Bobbie’s thoughts venture into territory he has kept away from his family. The promos promised "secrets and hidden stories" tumbling out of Bobbie’s mouth – don’t hold your breath for them. Apart from the first revelation, the rest that follows isn’t terribly surprising. His recounting of life in India can be picked out from a Book of Clichés. The central conflict, revealed in the end, can be seen a mile off. [Since this is an Indo–British collaboration, it may have been a conscious decision to keep the Indian context simple for overseas audiences.]
The only anecdote that stuck out was the little one about Noel Coward – did he really visit Bobbie’s Mumbai home or was Bobbie making that up? If he did, why exactly was he rude to his mother?
Where Mind Walking is most effective is in bringing out the helplessness of Bobbie’s family as they try to make sense of his ramblings. You feel for the daughter’s horror when he mistakes her for his mother, and in another scene at the hospital, her delight when he recognizes her as Rosa. Philippa Vafadari who plays the daughter is a treat to watch emote, especially when she is manoeuvring the hoop. Incidentally, she is also the founder and creative director of the group behind the play, Bandbazi – the word is Persian for "trapeze".
The conversations play out very well. My favourite is one in which the grandson ((Dylan Kennedy) tries to get Bobbie to talk of his cultural identity, and Bobbie is off on a tangent speaking about other things. It is a frustrating conversation till suddenly their lines connect. Another high point is the emotionally charged dialogue between mother and son, both hoisted on the hoop.
Central to the story is the 40-year long marriage between Bobbie and Moira (Kate Dyson). Moira is a model of compassion and deals with Bobbie’s senility with better humour and nerve than the children, a welcome antithesis to the daughter’s torment.

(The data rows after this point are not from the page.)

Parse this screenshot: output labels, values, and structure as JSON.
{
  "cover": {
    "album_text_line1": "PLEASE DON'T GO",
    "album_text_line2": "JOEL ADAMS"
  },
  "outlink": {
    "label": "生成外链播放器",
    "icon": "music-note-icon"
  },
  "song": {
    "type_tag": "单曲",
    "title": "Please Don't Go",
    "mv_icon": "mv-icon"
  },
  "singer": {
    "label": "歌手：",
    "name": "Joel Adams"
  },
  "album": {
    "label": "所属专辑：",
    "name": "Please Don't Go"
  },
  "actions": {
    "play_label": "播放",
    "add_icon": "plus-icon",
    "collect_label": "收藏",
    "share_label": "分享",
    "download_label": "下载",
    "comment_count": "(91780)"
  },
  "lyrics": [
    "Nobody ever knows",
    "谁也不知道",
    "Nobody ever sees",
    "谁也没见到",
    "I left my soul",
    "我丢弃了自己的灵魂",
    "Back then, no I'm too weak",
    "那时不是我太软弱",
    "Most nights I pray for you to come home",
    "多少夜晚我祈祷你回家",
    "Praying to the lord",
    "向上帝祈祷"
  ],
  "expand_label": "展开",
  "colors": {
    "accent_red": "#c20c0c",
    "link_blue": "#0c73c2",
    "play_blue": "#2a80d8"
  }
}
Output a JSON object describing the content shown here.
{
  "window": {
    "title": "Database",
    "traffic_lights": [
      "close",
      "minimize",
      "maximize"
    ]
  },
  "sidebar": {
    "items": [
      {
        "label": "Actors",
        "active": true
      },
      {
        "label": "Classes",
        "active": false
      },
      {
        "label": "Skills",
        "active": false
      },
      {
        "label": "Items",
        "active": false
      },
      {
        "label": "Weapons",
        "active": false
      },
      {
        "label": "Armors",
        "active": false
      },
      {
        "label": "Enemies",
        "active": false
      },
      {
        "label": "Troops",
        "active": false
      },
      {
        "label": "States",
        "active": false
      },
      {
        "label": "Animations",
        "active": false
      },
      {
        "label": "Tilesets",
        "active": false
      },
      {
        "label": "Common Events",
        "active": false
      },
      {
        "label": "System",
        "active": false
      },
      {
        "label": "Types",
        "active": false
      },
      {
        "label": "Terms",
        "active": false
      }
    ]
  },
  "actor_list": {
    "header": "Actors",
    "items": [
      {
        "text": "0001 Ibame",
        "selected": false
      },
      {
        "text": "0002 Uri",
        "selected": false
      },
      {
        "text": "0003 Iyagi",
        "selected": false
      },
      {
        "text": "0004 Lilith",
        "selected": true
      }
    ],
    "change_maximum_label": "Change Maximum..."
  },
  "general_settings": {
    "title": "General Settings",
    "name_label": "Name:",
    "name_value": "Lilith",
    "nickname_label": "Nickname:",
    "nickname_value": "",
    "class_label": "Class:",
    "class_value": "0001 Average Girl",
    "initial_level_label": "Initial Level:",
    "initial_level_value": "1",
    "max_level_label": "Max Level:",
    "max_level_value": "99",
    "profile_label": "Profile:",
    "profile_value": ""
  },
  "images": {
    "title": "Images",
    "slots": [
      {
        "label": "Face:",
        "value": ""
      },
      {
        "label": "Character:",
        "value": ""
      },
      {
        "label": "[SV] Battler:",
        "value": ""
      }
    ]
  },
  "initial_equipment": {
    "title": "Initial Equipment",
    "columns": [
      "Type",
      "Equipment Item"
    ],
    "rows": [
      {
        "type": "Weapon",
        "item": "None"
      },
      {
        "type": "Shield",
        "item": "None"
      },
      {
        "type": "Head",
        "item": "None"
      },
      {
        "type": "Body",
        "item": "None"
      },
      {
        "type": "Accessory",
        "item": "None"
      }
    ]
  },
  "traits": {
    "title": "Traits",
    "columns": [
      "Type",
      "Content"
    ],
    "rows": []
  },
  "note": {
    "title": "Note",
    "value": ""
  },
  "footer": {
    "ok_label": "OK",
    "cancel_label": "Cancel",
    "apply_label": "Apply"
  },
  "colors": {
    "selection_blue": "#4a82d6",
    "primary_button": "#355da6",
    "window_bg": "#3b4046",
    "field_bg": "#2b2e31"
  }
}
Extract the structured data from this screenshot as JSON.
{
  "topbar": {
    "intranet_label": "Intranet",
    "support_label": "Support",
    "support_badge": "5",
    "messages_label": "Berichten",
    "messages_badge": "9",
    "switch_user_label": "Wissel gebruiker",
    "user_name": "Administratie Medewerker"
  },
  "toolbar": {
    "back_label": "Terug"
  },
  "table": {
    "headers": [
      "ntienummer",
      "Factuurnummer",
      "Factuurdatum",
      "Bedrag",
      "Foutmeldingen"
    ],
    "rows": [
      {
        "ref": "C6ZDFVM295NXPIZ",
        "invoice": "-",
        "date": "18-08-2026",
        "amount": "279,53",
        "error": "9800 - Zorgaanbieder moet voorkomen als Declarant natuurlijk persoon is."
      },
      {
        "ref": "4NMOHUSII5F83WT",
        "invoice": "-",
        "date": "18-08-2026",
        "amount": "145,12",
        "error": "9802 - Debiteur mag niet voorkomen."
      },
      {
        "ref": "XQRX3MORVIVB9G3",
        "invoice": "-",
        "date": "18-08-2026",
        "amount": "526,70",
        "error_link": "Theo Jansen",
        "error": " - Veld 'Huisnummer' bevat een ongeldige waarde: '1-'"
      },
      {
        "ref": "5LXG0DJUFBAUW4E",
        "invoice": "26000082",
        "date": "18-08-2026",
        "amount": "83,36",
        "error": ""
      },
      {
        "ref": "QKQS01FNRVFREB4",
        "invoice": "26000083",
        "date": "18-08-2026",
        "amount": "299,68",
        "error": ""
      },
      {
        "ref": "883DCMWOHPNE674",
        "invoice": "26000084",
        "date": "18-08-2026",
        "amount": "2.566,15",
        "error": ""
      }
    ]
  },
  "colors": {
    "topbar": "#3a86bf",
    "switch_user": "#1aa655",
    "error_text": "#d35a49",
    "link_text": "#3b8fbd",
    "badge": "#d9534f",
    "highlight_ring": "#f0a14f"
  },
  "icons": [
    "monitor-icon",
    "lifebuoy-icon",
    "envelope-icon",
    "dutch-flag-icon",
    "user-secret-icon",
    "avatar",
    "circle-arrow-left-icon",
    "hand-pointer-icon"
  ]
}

Caring for the elderly and watching them wither can be a devastating experience. Mind Walking deals with the subject with great poignancy and sensitivity. One wishes that every aging person gets a family like Bobbie’s to take care of them.
1. How impressive it is when actors wipe off years from themselves with just a change of expressions and posture. Bobbie (Peter D’Souza) and Moira (Kate Dyson) seem effortlessly youthful in the memories of their early days of courtship. I’m also reminded of Love Letters with Rajat Kapoor and Shernaz Patel, in which they show the passage of years without even stepping away from the stage.

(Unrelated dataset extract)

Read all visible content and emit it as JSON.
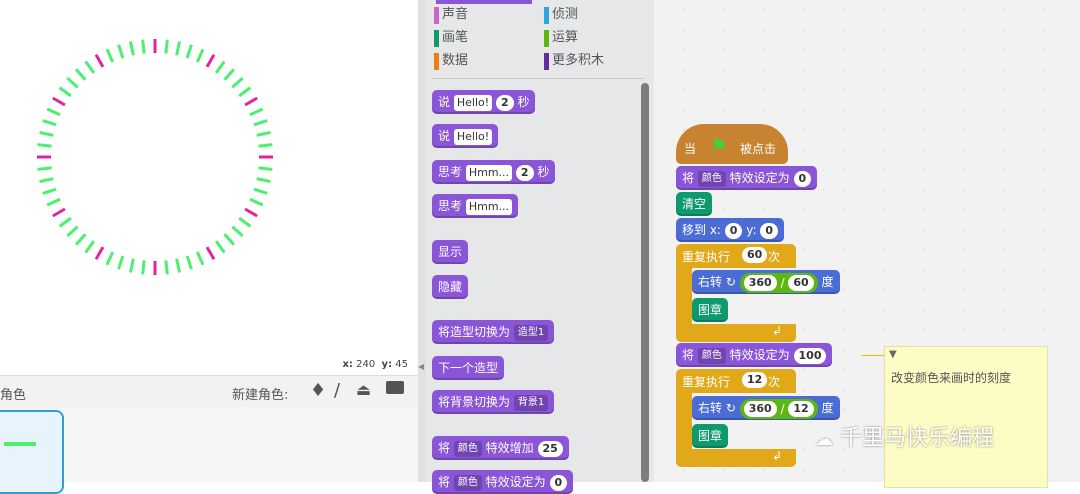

2. Special applause for the man linked to the hoop, walking up and down a ladder on the side of the stage to control its movements. No less a performance than that of the four actors on stage.
3. I saw Mind Walking at Jagriti Theatre in Bangalore. It’s a nice and small theatre space, just right for a play with minimal props and an intimate character.